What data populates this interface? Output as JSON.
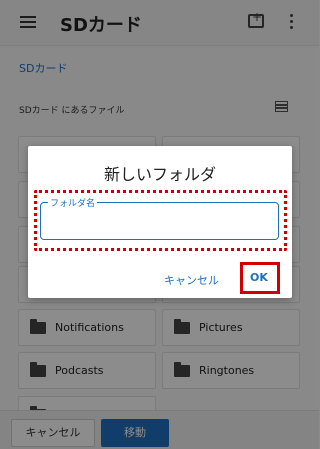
{
  "app": {
    "title": "SDカード",
    "breadcrumb": "SDカード",
    "section_label": "SDカード にあるファイル"
  },
  "tiles": [
    {
      "name": "Notifications"
    },
    {
      "name": "Pictures"
    },
    {
      "name": "Podcasts"
    },
    {
      "name": "Ringtones"
    }
  ],
  "bottom": {
    "cancel": "キャンセル",
    "move": "移動"
  },
  "dialog": {
    "title": "新しいフォルダ",
    "field_label": "フォルダ名",
    "field_value": "",
    "cancel": "キャンセル",
    "ok": "OK"
  },
  "icons": {
    "menu": "hamburger-icon",
    "new_folder": "new-folder-icon",
    "more": "more-vert-icon",
    "view": "list-view-icon",
    "folder": "folder-icon"
  },
  "colors": {
    "accent": "#1e6fc0",
    "annotation": "#d00000"
  }
}
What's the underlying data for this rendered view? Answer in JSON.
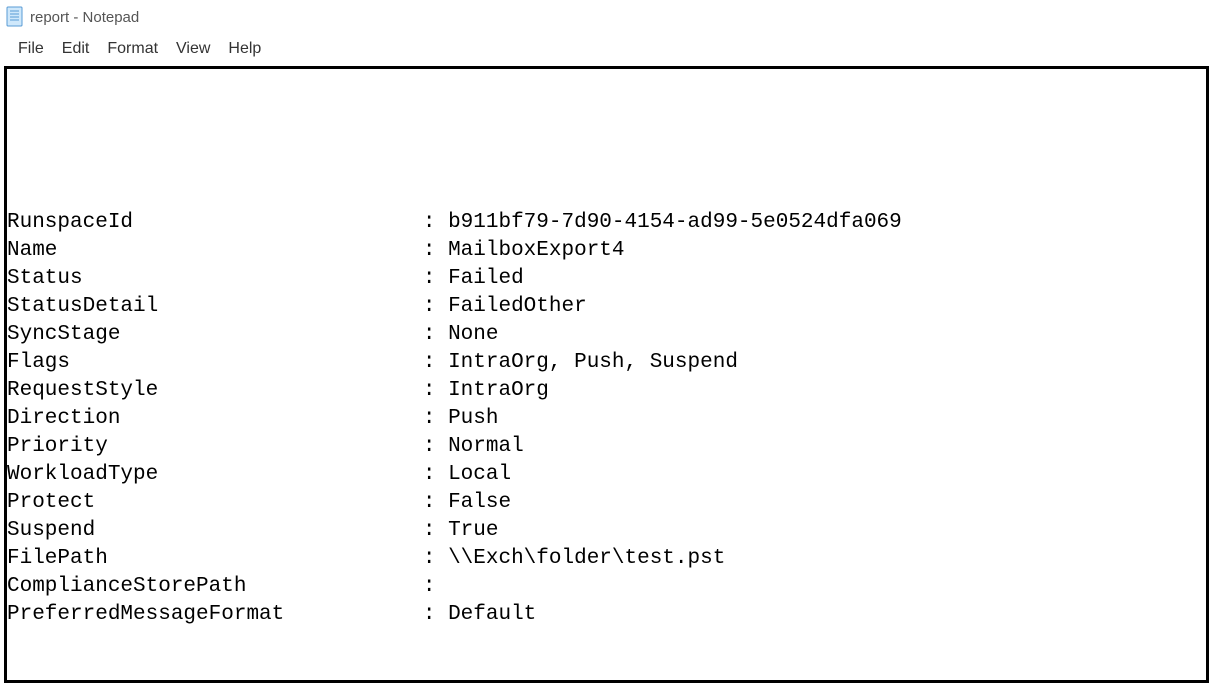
{
  "window": {
    "title": "report - Notepad"
  },
  "menu": {
    "file": "File",
    "edit": "Edit",
    "format": "Format",
    "view": "View",
    "help": "Help"
  },
  "report": {
    "key_width": 33,
    "leading_blank_lines": 5,
    "fields": [
      {
        "key": "RunspaceId",
        "value": "b911bf79-7d90-4154-ad99-5e0524dfa069"
      },
      {
        "key": "Name",
        "value": "MailboxExport4"
      },
      {
        "key": "Status",
        "value": "Failed"
      },
      {
        "key": "StatusDetail",
        "value": "FailedOther"
      },
      {
        "key": "SyncStage",
        "value": "None"
      },
      {
        "key": "Flags",
        "value": "IntraOrg, Push, Suspend"
      },
      {
        "key": "RequestStyle",
        "value": "IntraOrg"
      },
      {
        "key": "Direction",
        "value": "Push"
      },
      {
        "key": "Priority",
        "value": "Normal"
      },
      {
        "key": "WorkloadType",
        "value": "Local"
      },
      {
        "key": "Protect",
        "value": "False"
      },
      {
        "key": "Suspend",
        "value": "True"
      },
      {
        "key": "FilePath",
        "value": "\\\\Exch\\folder\\test.pst"
      },
      {
        "key": "ComplianceStorePath",
        "value": ""
      },
      {
        "key": "PreferredMessageFormat",
        "value": "Default"
      }
    ]
  }
}
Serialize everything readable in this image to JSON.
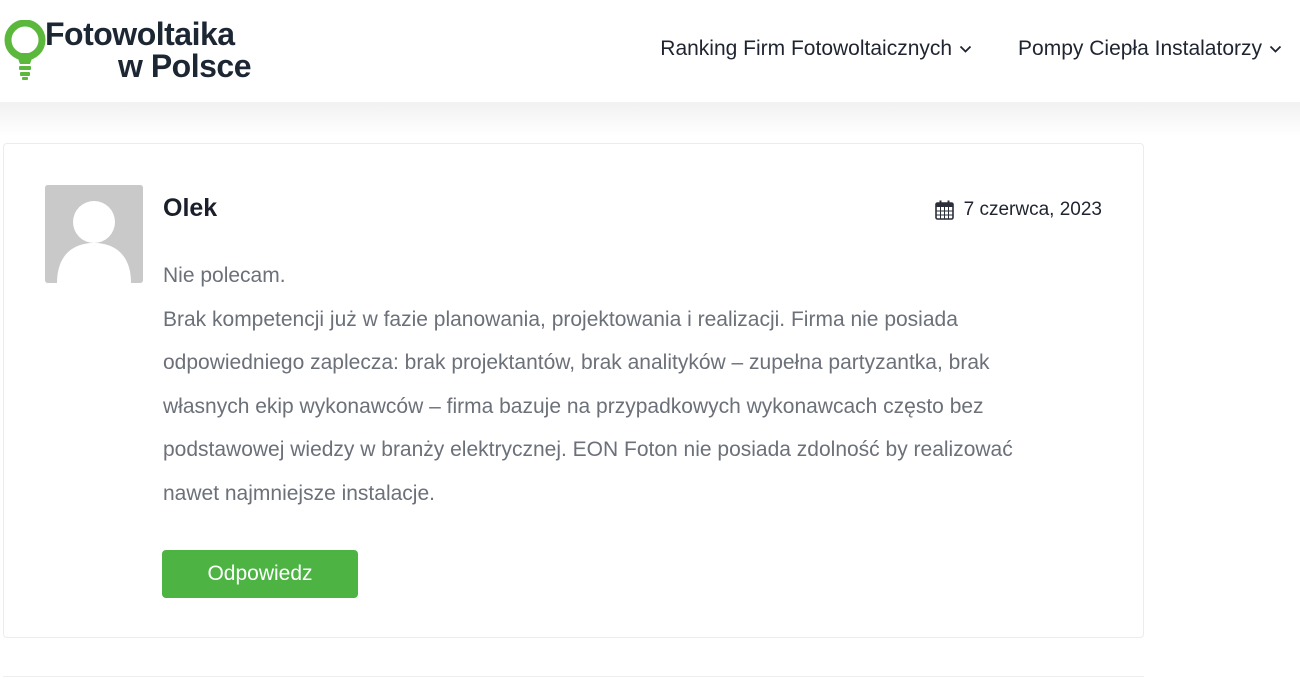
{
  "header": {
    "logo": {
      "line1": "Fotowoltaika",
      "line2": "w Polsce",
      "bulb_color": "#5cb83c"
    },
    "nav": [
      {
        "label": "Ranking Firm Fotowoltaicznych",
        "icon": "chevron-down-icon"
      },
      {
        "label": "Pompy Ciepła Instalatorzy",
        "icon": "chevron-down-icon"
      }
    ]
  },
  "comment": {
    "author": "Olek",
    "date": "7 czerwca, 2023",
    "date_icon": "calendar-icon",
    "avatar_icon": "default-avatar-icon",
    "lines": [
      "Nie polecam.",
      "Brak kompetencji już w fazie planowania, projektowania i realizacji. Firma nie posiada",
      "odpowiedniego zaplecza: brak projektantów, brak analityków – zupełna partyzantka, brak",
      "własnych ekip wykonawców – firma bazuje na przypadkowych wykonawcach często bez",
      "podstawowej wiedzy w branży elektrycznej. EON Foton nie posiada zdolność by realizować",
      "nawet najmniejsze instalacje."
    ],
    "reply_label": "Odpowiedz",
    "reply_color": "#4db444"
  }
}
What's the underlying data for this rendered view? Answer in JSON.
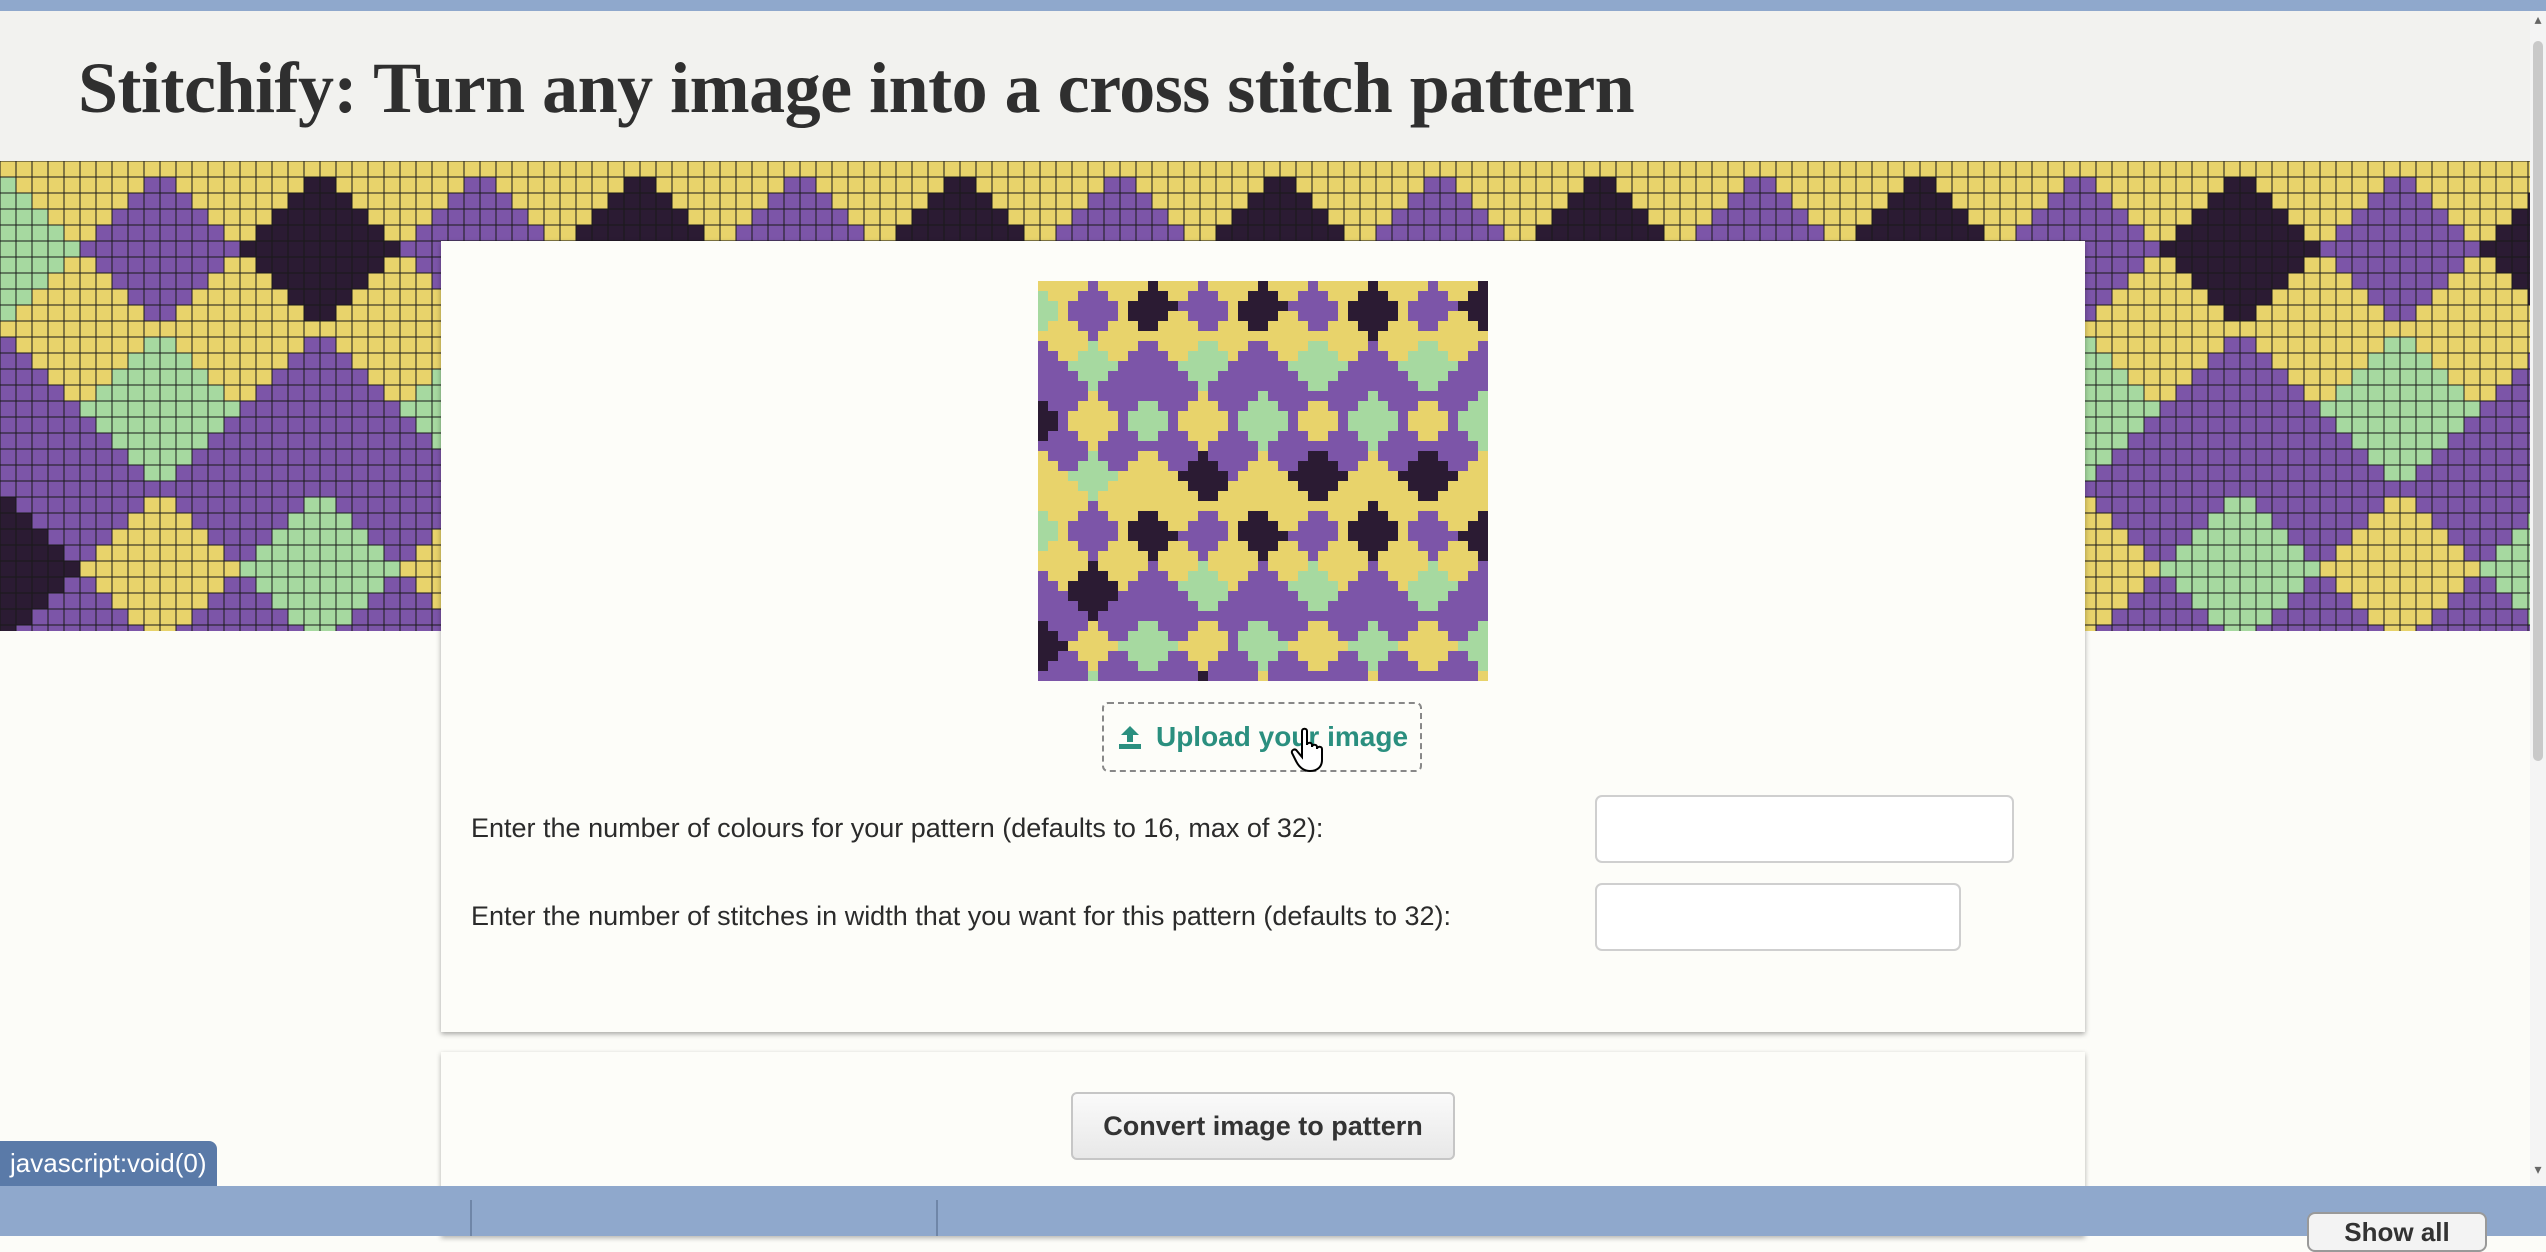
{
  "page": {
    "title": "Stitchify: Turn any image into a cross stitch pattern"
  },
  "upload": {
    "label": "Upload your image"
  },
  "form": {
    "colours_label": "Enter the number of colours for your pattern (defaults to 16, max of 32):",
    "colours_value": "",
    "width_label": "Enter the number of stitches in width that you want for this pattern (defaults to 32):",
    "width_value": ""
  },
  "actions": {
    "convert_label": "Convert image to pattern"
  },
  "status": {
    "url": "javascript:void(0)"
  },
  "downloads": {
    "show_all_label": "Show all"
  },
  "colors": {
    "accent": "#2a8f7f",
    "banner_palette": [
      "#e8d36b",
      "#d8394f",
      "#a6d9a0",
      "#3f8a3a",
      "#7c55a8",
      "#e98fb4",
      "#2b1b33",
      "#cfcfd9"
    ]
  },
  "icons": [
    "upload-icon",
    "hand-cursor-icon"
  ]
}
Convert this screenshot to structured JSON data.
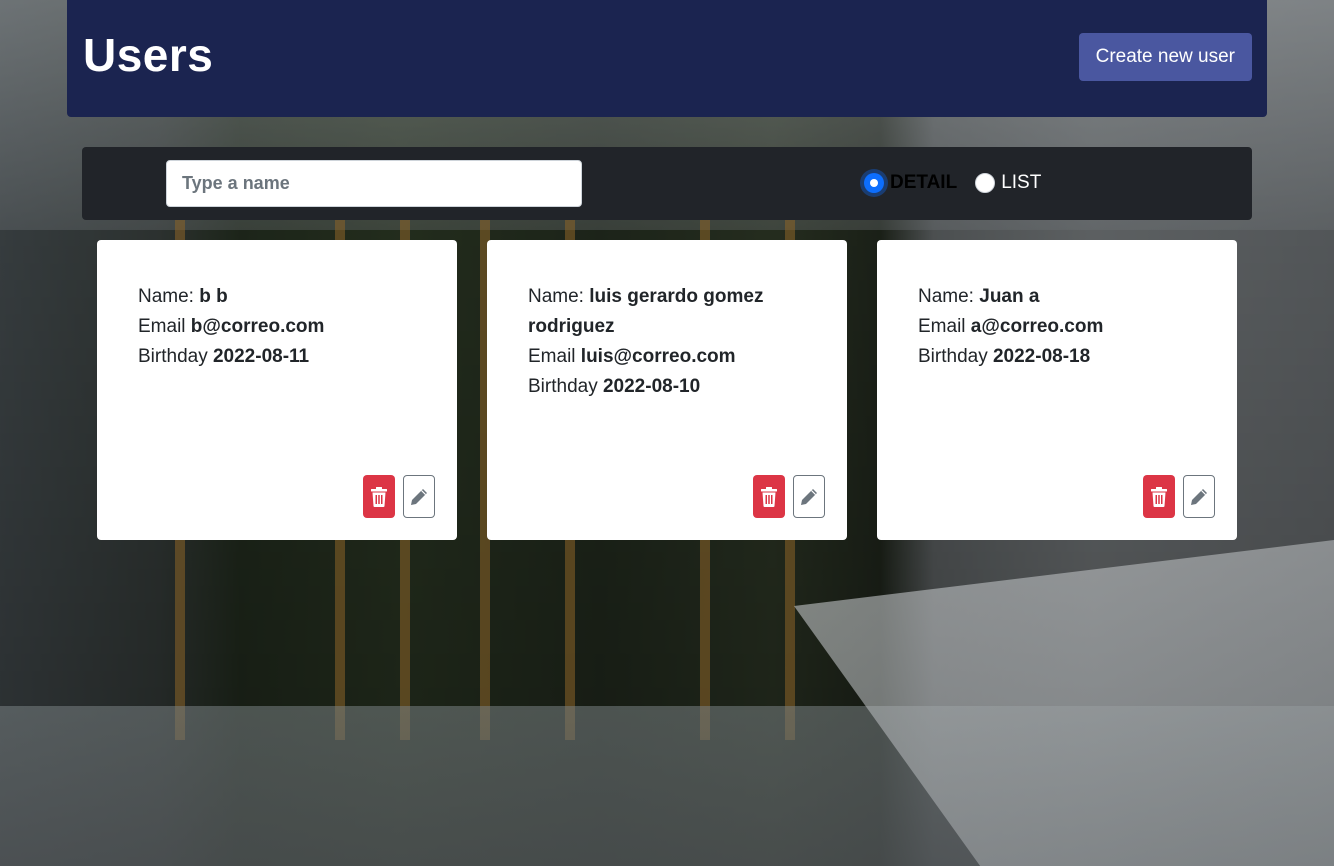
{
  "header": {
    "title": "Users",
    "create_button_label": "Create new user"
  },
  "toolbar": {
    "search_placeholder": "Type a name",
    "search_value": "",
    "view_options": [
      {
        "label": "DETAIL",
        "selected": true
      },
      {
        "label": "LIST",
        "selected": false
      }
    ]
  },
  "field_labels": {
    "name": "Name:",
    "email": "Email",
    "birthday": "Birthday"
  },
  "users": [
    {
      "name": "b b",
      "email": "b@correo.com",
      "birthday": "2022-08-11"
    },
    {
      "name": "luis gerardo gomez rodriguez",
      "email": "luis@correo.com",
      "birthday": "2022-08-10"
    },
    {
      "name": "Juan a",
      "email": "a@correo.com",
      "birthday": "2022-08-18"
    }
  ],
  "icons": {
    "delete": "trash-icon",
    "edit": "pencil-icon"
  },
  "colors": {
    "header_bg": "#1b2450",
    "create_button_bg": "#4a57a0",
    "toolbar_bg": "#212429",
    "delete_button_bg": "#dc3545",
    "radio_selected": "#0d6efd"
  }
}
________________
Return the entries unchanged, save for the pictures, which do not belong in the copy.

What data populates this interface? Output as JSON.
{
  "app": {
    "title": "SDカード",
    "breadcrumb": "SDカード",
    "section_label": "SDカード にあるファイル"
  },
  "tiles": [
    {
      "name": "Notifications"
    },
    {
      "name": "Pictures"
    },
    {
      "name": "Podcasts"
    },
    {
      "name": "Ringtones"
    }
  ],
  "bottom": {
    "cancel": "キャンセル",
    "move": "移動"
  },
  "dialog": {
    "title": "新しいフォルダ",
    "field_label": "フォルダ名",
    "field_value": "",
    "cancel": "キャンセル",
    "ok": "OK"
  },
  "icons": {
    "menu": "hamburger-icon",
    "new_folder": "new-folder-icon",
    "more": "more-vert-icon",
    "view": "list-view-icon",
    "folder": "folder-icon"
  },
  "colors": {
    "accent": "#1e6fc0",
    "annotation": "#d00000"
  }
}
What's the underlying data for this rendered view? Answer in JSON.
{
  "window": {
    "title": "report - Notepad"
  },
  "menu": {
    "file": "File",
    "edit": "Edit",
    "format": "Format",
    "view": "View",
    "help": "Help"
  },
  "report": {
    "key_width": 33,
    "leading_blank_lines": 5,
    "fields": [
      {
        "key": "RunspaceId",
        "value": "b911bf79-7d90-4154-ad99-5e0524dfa069"
      },
      {
        "key": "Name",
        "value": "MailboxExport4"
      },
      {
        "key": "Status",
        "value": "Failed"
      },
      {
        "key": "StatusDetail",
        "value": "FailedOther"
      },
      {
        "key": "SyncStage",
        "value": "None"
      },
      {
        "key": "Flags",
        "value": "IntraOrg, Push, Suspend"
      },
      {
        "key": "RequestStyle",
        "value": "IntraOrg"
      },
      {
        "key": "Direction",
        "value": "Push"
      },
      {
        "key": "Priority",
        "value": "Normal"
      },
      {
        "key": "WorkloadType",
        "value": "Local"
      },
      {
        "key": "Protect",
        "value": "False"
      },
      {
        "key": "Suspend",
        "value": "True"
      },
      {
        "key": "FilePath",
        "value": "\\\\Exch\\folder\\test.pst"
      },
      {
        "key": "ComplianceStorePath",
        "value": ""
      },
      {
        "key": "PreferredMessageFormat",
        "value": "Default"
      }
    ]
  }
}
Serialize everything readable in this image to JSON.
{
  "header": {
    "logo": {
      "line1": "Fotowoltaika",
      "line2": "w Polsce",
      "bulb_color": "#5cb83c"
    },
    "nav": [
      {
        "label": "Ranking Firm Fotowoltaicznych",
        "icon": "chevron-down-icon"
      },
      {
        "label": "Pompy Ciepła Instalatorzy",
        "icon": "chevron-down-icon"
      }
    ]
  },
  "comment": {
    "author": "Olek",
    "date": "7 czerwca, 2023",
    "date_icon": "calendar-icon",
    "avatar_icon": "default-avatar-icon",
    "lines": [
      "Nie polecam.",
      "Brak kompetencji już w fazie planowania, projektowania i realizacji. Firma nie posiada",
      "odpowiedniego zaplecza: brak projektantów, brak analityków – zupełna partyzantka, brak",
      "własnych ekip wykonawców – firma bazuje na przypadkowych wykonawcach często bez",
      "podstawowej wiedzy w branży elektrycznej. EON Foton nie posiada zdolność by realizować",
      "nawet najmniejsze instalacje."
    ],
    "reply_label": "Odpowiedz",
    "reply_color": "#4db444"
  }
}
What's the underlying data for this rendered view? Answer in JSON.
{
  "page": {
    "title": "Stitchify: Turn any image into a cross stitch pattern"
  },
  "upload": {
    "label": "Upload your image"
  },
  "form": {
    "colours_label": "Enter the number of colours for your pattern (defaults to 16, max of 32):",
    "colours_value": "",
    "width_label": "Enter the number of stitches in width that you want for this pattern (defaults to 32):",
    "width_value": ""
  },
  "actions": {
    "convert_label": "Convert image to pattern"
  },
  "status": {
    "url": "javascript:void(0)"
  },
  "downloads": {
    "show_all_label": "Show all"
  },
  "colors": {
    "accent": "#2a8f7f",
    "banner_palette": [
      "#e8d36b",
      "#d8394f",
      "#a6d9a0",
      "#3f8a3a",
      "#7c55a8",
      "#e98fb4",
      "#2b1b33",
      "#cfcfd9"
    ]
  },
  "icons": [
    "upload-icon",
    "hand-cursor-icon"
  ]
}
Convert this screenshot to structured JSON data.
{
  "header": {
    "title": "Users",
    "create_button_label": "Create new user"
  },
  "toolbar": {
    "search_placeholder": "Type a name",
    "search_value": "",
    "view_options": [
      {
        "label": "DETAIL",
        "selected": true
      },
      {
        "label": "LIST",
        "selected": false
      }
    ]
  },
  "field_labels": {
    "name": "Name:",
    "email": "Email",
    "birthday": "Birthday"
  },
  "users": [
    {
      "name": "b b",
      "email": "b@correo.com",
      "birthday": "2022-08-11"
    },
    {
      "name": "luis gerardo gomez rodriguez",
      "email": "luis@correo.com",
      "birthday": "2022-08-10"
    },
    {
      "name": "Juan a",
      "email": "a@correo.com",
      "birthday": "2022-08-18"
    }
  ],
  "icons": {
    "delete": "trash-icon",
    "edit": "pencil-icon"
  },
  "colors": {
    "header_bg": "#1b2450",
    "create_button_bg": "#4a57a0",
    "toolbar_bg": "#212429",
    "delete_button_bg": "#dc3545",
    "radio_selected": "#0d6efd"
  }
}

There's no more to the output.